Each entry has to be printed again exactly.

Stored dataset items:
((

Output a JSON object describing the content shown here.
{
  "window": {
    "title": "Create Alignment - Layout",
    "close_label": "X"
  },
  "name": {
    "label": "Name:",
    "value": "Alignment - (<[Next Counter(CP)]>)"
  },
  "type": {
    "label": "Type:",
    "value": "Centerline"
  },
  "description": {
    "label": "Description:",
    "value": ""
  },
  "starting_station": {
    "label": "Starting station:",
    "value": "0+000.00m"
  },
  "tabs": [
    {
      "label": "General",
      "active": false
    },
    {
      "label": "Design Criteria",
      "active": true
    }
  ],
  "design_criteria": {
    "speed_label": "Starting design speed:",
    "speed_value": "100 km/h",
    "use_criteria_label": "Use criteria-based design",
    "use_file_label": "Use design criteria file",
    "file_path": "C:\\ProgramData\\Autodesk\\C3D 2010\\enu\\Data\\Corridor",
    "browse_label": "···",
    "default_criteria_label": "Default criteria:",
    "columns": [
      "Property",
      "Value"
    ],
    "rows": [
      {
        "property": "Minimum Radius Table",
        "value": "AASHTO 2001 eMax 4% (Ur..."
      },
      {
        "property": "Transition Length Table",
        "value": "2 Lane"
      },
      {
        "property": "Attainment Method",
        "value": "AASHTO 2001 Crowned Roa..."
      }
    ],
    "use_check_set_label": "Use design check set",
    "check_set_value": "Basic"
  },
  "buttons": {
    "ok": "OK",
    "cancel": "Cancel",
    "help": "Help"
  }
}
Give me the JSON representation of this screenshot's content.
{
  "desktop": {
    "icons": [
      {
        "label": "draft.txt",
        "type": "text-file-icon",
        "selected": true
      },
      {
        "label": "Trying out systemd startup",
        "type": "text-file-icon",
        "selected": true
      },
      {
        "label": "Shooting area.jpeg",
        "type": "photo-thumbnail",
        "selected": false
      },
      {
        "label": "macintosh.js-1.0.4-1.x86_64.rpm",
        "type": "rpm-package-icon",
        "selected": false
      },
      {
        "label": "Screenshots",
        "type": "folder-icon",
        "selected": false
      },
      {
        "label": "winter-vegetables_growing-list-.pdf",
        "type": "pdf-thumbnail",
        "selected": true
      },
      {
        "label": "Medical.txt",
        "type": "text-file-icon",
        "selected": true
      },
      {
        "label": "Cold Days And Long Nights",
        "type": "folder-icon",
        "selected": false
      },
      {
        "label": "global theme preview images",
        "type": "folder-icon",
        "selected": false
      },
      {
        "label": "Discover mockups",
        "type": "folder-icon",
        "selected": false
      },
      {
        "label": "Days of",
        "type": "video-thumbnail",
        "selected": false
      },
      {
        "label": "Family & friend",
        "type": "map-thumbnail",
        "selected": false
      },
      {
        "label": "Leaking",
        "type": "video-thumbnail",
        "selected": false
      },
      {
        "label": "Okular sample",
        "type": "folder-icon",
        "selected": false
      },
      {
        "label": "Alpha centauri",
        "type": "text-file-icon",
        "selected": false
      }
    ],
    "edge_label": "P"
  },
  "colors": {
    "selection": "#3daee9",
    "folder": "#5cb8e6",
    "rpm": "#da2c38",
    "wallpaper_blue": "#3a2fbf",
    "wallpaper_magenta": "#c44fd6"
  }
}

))

» TASK RESPONSE
Output a JSON object describing the content shown here.
{
  "window": {
    "title": "Create Alignment - Layout",
    "close_label": "X"
  },
  "name": {
    "label": "Name:",
    "value": "Alignment - (<[Next Counter(CP)]>)"
  },
  "type": {
    "label": "Type:",
    "value": "Centerline"
  },
  "description": {
    "label": "Description:",
    "value": ""
  },
  "starting_station": {
    "label": "Starting station:",
    "value": "0+000.00m"
  },
  "tabs": [
    {
      "label": "General",
      "active": false
    },
    {
      "label": "Design Criteria",
      "active": true
    }
  ],
  "design_criteria": {
    "speed_label": "Starting design speed:",
    "speed_value": "100 km/h",
    "use_criteria_label": "Use criteria-based design",
    "use_file_label": "Use design criteria file",
    "file_path": "C:\\ProgramData\\Autodesk\\C3D 2010\\enu\\Data\\Corridor",
    "browse_label": "···",
    "default_criteria_label": "Default criteria:",
    "columns": [
      "Property",
      "Value"
    ],
    "rows": [
      {
        "property": "Minimum Radius Table",
        "value": "AASHTO 2001 eMax 4% (Ur..."
      },
      {
        "property": "Transition Length Table",
        "value": "2 Lane"
      },
      {
        "property": "Attainment Method",
        "value": "AASHTO 2001 Crowned Roa..."
      }
    ],
    "use_check_set_label": "Use design check set",
    "check_set_value": "Basic"
  },
  "buttons": {
    "ok": "OK",
    "cancel": "Cancel",
    "help": "Help"
  }
}
Give me the JSON representation of this screenshot's content.
{
  "desktop": {
    "icons": [
      {
        "label": "draft.txt",
        "type": "text-file-icon",
        "selected": true
      },
      {
        "label": "Trying out systemd startup",
        "type": "text-file-icon",
        "selected": true
      },
      {
        "label": "Shooting area.jpeg",
        "type": "photo-thumbnail",
        "selected": false
      },
      {
        "label": "macintosh.js-1.0.4-1.x86_64.rpm",
        "type": "rpm-package-icon",
        "selected": false
      },
      {
        "label": "Screenshots",
        "type": "folder-icon",
        "selected": false
      },
      {
        "label": "winter-vegetables_growing-list-.pdf",
        "type": "pdf-thumbnail",
        "selected": true
      },
      {
        "label": "Medical.txt",
        "type": "text-file-icon",
        "selected": true
      },
      {
        "label": "Cold Days And Long Nights",
        "type": "folder-icon",
        "selected": false
      },
      {
        "label": "global theme preview images",
        "type": "folder-icon",
        "selected": false
      },
      {
        "label": "Discover mockups",
        "type": "folder-icon",
        "selected": false
      },
      {
        "label": "Days of",
        "type": "video-thumbnail",
        "selected": false
      },
      {
        "label": "Family & friend",
        "type": "map-thumbnail",
        "selected": false
      },
      {
        "label": "Leaking",
        "type": "video-thumbnail",
        "selected": false
      },
      {
        "label": "Okular sample",
        "type": "folder-icon",
        "selected": false
      },
      {
        "label": "Alpha centauri",
        "type": "text-file-icon",
        "selected": false
      }
    ],
    "edge_label": "P"
  },
  "colors": {
    "selection": "#3daee9",
    "folder": "#5cb8e6",
    "rpm": "#da2c38",
    "wallpaper_blue": "#3a2fbf",
    "wallpaper_magenta": "#c44fd6"
  }
}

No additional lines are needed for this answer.